Guillermo del Toro follows up Pan's Labyrinth with another fantastic dark fable. The Orphanage is a haunted house flick as good as the best of the genre. All of the traditional elements are there: a current resident of the house has a connection to its past; there are dark secrets unknown to the residents; a child can see things the adults can't. The Orphanage is special because it is at once merciless and tender-hearted, and del Toro can do both equally well. There are cinematic nods to previous classic films, including the quietly creepy Robert Wise film The Haunting, and terrible but fun movies like Hell House and The Changling.
I'm a jaded old fan of ghost movies; I've seen it all, and can almost invariably spot a gimicky cheap thrill coming down the pike before its pay-off. There were a couple such moments in The Orphange, however, when I leapt about three feet out of my chair. Only about 12 people made the noon matinee today, but we sounded like a far larger crowd following one particularly effective surprise--gasping, shrieking, and finally chuckling in uncomfortable admiration. I have to give del Toro props for catching me off guard.
Yes, The Orphanage is similar in setting and theme to del Toro's The Devil's Backbone, but he manages to make a completely new film using the same raw materials.

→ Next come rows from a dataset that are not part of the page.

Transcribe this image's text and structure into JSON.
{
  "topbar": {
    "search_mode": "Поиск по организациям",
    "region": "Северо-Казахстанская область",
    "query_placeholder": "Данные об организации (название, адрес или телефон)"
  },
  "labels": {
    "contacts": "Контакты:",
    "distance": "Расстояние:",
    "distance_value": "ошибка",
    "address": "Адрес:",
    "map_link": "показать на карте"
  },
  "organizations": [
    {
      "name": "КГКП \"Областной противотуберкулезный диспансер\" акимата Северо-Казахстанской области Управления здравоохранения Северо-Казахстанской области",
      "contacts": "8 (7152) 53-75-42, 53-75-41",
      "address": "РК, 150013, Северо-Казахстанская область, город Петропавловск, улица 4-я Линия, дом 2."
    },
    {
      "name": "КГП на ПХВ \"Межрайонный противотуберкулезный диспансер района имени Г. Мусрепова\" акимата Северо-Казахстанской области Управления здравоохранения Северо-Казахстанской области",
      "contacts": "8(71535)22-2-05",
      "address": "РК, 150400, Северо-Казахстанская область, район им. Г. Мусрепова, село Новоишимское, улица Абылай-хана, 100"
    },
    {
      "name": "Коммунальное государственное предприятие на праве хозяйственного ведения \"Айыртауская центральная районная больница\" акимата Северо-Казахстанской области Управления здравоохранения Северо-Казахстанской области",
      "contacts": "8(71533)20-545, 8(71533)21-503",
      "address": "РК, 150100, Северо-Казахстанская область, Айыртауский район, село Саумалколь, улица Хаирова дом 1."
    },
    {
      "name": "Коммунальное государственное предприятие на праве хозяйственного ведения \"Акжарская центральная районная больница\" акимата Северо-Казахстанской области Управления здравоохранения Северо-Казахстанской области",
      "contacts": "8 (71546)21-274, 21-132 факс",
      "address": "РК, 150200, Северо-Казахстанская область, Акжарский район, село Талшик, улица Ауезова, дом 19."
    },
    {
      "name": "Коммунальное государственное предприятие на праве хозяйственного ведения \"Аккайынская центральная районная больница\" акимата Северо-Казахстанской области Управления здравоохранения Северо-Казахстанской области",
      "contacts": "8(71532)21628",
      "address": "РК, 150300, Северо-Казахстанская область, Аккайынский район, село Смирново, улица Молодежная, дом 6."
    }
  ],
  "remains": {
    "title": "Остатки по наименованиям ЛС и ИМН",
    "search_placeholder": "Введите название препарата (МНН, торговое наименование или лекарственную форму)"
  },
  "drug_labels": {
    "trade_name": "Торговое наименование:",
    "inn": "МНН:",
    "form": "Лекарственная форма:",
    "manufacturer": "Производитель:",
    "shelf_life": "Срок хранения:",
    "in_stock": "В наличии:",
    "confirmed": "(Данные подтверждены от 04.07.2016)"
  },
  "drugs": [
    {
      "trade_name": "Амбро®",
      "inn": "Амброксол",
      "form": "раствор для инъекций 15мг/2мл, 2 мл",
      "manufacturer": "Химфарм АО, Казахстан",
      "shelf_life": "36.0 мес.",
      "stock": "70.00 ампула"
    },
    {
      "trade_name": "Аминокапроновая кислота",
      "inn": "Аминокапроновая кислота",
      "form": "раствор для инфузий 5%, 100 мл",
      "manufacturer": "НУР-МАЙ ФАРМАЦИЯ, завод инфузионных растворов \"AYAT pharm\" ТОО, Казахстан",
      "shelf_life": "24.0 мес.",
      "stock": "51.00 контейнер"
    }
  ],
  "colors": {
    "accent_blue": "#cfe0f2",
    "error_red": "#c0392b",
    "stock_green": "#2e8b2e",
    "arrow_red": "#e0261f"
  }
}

He can go on doing so every couple years, so far as I'm concerned.
Update: Ha! How lame am I? Del Toro only produced El Orfanato--it was directed by Juan Antonio Bayona. Sorry, dude!